Hunter’s Black Family Initiative includes a half-dozen African-American churches that are providing counseling, tutoring and mentoring to at-risk children in one of Baton Rouge’s most crime-ridden areas.

Hunter also last year organized the Glen Oaks West Neighborhood Association that he hopes, among other things, will restore pride in property ownership.

Glynnitra Ellzey was all smiles the day her new roof was completed several weeks ago.

“I’m blessed, I’m favored!” the single mother of two young daughters said. “Miracles do happen. We serve a God who is alive!”

Gladys Ross has lived in her house for 39 years along with her husband and two now-grown sons.

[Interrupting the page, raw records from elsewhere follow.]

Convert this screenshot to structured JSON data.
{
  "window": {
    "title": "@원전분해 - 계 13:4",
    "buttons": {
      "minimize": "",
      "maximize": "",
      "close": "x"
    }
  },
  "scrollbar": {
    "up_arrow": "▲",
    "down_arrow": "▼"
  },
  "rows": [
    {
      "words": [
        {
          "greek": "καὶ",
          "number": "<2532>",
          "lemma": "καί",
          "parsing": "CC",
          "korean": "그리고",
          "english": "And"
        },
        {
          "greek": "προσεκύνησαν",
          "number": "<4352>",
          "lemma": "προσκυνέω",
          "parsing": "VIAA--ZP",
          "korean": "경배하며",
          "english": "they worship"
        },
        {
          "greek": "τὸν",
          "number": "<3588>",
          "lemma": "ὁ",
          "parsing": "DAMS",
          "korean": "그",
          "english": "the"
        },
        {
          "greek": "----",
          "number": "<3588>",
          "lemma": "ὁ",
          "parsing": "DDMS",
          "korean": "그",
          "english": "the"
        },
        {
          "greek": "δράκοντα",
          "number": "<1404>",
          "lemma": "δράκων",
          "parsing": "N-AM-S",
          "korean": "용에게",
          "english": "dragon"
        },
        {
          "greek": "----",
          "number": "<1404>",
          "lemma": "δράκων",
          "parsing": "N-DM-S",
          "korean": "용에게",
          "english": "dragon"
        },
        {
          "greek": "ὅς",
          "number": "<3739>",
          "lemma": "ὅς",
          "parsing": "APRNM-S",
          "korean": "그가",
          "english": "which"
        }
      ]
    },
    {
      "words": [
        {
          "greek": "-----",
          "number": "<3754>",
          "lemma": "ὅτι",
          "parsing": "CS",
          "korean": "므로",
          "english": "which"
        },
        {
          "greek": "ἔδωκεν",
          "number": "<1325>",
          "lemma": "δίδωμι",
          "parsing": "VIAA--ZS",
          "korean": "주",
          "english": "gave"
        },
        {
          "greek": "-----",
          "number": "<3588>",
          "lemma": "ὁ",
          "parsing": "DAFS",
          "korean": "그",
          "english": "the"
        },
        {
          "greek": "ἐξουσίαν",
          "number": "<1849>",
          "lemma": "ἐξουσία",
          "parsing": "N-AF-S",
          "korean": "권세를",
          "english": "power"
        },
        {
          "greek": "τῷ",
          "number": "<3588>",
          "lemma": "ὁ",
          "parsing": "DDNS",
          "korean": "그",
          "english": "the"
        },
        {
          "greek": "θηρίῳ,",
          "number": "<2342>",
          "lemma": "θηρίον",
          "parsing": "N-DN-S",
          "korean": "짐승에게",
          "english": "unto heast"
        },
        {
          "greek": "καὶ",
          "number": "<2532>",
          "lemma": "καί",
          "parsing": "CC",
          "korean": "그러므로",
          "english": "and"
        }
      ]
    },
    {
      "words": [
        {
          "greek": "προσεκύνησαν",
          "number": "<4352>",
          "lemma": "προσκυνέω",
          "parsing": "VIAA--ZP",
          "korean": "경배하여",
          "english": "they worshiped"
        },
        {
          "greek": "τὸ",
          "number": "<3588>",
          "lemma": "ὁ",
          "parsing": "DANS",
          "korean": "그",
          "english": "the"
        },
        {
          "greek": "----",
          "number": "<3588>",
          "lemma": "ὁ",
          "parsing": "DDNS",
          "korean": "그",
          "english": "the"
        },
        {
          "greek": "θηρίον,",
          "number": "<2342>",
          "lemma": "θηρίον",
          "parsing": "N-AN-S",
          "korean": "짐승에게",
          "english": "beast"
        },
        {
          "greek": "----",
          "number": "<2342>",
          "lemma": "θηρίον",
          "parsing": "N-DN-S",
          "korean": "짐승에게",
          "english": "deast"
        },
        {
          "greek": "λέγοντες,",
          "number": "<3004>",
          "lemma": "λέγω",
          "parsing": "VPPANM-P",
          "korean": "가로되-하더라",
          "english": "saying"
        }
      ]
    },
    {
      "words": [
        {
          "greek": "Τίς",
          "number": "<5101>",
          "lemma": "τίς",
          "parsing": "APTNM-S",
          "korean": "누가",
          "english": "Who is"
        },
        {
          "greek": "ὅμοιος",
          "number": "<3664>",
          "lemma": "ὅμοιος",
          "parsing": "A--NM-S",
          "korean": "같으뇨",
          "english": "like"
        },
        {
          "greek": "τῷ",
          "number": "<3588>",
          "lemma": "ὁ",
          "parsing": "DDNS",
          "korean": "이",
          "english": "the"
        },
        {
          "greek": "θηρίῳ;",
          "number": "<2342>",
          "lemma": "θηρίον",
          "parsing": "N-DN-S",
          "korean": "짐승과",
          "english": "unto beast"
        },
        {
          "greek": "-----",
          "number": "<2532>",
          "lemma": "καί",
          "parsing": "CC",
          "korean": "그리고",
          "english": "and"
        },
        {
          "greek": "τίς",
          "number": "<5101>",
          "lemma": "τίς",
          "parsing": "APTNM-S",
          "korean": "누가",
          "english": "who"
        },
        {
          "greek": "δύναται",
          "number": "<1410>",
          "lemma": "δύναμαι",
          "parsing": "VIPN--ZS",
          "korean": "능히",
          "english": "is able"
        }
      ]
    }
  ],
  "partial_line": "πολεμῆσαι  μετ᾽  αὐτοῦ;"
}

She also cares for 19 children on a daily basis.

“I am so blessed to have the neighborhood reach out to me and take care of my roof,” said Ross as roofers’ hammers pounded in the background.

Charman Hebert, neighborhood association president, was visiting with Ross and another neighbor, Velma Barnes, association vice president, as workers from Premier climbed on Ross’ roof.

“I think, No. 1, it’s building morale with the neighborhood,” Hebert said about the roofing and upcoming lighting project. “We’re doing whatever we can do to save the neighborhood and to make a pleasant environment for our families to live in.”

“My thoughts are happy thoughts,” added Barnes. “We’re thankful to the Chapel at LSU and New Beginning Baptist Church, and we’re excited they are throwing their arms around us and helping us with this endeavor.”

Chapel member Jenny Johansen, account manager for Premier South, said the roofing company’s owner and local distributor “cut costs wherever we could,” and were able to expand the original plan to roof two homes into four homes.

“We’re just really blessed,” Johansen said, speaking for the company. “A lot of times we get requests to sponsor football teams or tennis clubs, but we didn’t do this for a sponsorship, we did it to give back to the community.”

Hunter said their mission is much bigger than new roofs. “The culture that we have is, in many ways, putting our children and our families in harm’s way,” Hunter said. “You see it in the failing of our schools. You see it in the absence of the father in the black family. You see it in the rate of crime in our neighborhoods. That is the culture that we seek to alter.

“We are seeking to change it not by our might, not by our money, not by our wisdom, but we’re seeking to change it by the word of God,” Hunter said. “We put a roof on a house and that is a superficial change. But if we put a roof on their house to build a relationship to bring them to Christ, that’s when you make a real change.”